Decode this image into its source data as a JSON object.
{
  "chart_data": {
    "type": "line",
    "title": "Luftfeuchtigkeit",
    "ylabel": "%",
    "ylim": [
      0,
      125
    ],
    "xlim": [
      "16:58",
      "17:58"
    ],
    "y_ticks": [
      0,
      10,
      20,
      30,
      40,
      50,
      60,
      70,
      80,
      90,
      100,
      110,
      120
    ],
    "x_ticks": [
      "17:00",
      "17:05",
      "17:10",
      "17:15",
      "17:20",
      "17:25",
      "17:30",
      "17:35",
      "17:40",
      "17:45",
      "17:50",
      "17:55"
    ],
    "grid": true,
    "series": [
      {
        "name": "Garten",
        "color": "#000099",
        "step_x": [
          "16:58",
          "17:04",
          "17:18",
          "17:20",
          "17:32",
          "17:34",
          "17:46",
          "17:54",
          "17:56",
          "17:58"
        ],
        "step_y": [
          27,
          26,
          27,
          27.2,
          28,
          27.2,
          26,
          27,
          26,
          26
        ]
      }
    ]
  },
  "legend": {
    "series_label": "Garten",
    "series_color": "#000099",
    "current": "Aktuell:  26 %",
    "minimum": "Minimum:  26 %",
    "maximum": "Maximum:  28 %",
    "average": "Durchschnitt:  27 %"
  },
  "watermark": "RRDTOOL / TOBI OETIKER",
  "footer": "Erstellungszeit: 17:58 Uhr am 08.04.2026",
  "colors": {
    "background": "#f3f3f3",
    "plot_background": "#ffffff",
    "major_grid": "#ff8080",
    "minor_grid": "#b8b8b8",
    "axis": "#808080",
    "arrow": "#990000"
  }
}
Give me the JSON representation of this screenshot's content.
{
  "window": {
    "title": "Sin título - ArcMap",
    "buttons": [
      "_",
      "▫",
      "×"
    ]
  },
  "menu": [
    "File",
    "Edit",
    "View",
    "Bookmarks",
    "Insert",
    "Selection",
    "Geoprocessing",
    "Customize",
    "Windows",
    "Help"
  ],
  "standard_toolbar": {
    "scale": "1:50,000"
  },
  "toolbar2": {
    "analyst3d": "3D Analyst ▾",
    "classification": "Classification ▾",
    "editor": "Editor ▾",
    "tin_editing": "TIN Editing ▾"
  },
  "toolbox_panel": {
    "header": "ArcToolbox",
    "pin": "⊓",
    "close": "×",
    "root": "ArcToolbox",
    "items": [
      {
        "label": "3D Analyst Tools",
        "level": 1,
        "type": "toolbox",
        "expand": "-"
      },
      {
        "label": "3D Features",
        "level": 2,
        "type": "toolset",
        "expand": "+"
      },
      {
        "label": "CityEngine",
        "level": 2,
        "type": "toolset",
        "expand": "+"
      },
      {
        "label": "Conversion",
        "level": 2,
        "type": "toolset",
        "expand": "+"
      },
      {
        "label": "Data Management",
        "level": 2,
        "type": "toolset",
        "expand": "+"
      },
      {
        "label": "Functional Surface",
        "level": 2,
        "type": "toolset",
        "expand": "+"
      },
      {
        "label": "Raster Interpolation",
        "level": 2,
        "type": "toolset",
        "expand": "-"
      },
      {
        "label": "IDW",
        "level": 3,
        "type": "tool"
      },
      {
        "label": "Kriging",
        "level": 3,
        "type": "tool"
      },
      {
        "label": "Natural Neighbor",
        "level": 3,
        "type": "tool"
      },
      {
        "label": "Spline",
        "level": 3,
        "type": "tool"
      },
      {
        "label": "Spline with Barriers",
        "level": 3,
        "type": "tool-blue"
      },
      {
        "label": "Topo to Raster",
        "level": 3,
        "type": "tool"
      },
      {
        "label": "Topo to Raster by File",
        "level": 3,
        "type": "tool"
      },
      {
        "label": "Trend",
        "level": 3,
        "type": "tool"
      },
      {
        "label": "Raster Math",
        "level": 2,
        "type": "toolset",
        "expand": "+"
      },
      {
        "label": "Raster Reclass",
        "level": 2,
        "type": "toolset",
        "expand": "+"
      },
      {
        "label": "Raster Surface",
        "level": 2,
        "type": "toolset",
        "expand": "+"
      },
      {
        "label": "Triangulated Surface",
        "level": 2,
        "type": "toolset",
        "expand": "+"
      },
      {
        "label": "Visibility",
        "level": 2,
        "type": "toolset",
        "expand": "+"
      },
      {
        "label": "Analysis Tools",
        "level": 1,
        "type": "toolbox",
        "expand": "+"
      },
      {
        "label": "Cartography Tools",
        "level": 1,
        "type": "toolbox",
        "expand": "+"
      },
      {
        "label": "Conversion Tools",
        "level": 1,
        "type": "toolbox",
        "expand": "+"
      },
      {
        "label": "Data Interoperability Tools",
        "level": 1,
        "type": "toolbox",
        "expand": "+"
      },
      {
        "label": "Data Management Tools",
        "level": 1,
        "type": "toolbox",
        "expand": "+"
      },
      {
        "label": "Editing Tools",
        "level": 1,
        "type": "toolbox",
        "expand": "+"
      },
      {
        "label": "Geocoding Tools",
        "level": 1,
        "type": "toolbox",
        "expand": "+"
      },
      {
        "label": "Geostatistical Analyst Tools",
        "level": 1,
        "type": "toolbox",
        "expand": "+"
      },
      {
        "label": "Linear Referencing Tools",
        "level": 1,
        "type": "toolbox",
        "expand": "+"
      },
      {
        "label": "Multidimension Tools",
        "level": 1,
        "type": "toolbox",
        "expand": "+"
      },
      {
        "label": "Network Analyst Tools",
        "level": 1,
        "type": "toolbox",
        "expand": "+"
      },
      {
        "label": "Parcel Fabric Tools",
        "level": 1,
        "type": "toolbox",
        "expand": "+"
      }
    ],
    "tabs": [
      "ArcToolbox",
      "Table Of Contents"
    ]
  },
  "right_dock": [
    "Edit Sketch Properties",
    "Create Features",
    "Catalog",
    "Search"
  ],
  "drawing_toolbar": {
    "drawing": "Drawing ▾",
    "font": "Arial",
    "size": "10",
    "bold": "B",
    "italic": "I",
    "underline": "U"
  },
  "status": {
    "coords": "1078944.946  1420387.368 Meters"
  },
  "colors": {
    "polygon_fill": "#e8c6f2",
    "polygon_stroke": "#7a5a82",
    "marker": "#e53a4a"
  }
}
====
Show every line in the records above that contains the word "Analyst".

RESPONSE TO THIS TASK:
    "analyst3d": "3D Analyst ▾",
        "label": "3D Analyst Tools",
        "label": "Geostatistical Analyst Tools",
        "label": "Network Analyst Tools",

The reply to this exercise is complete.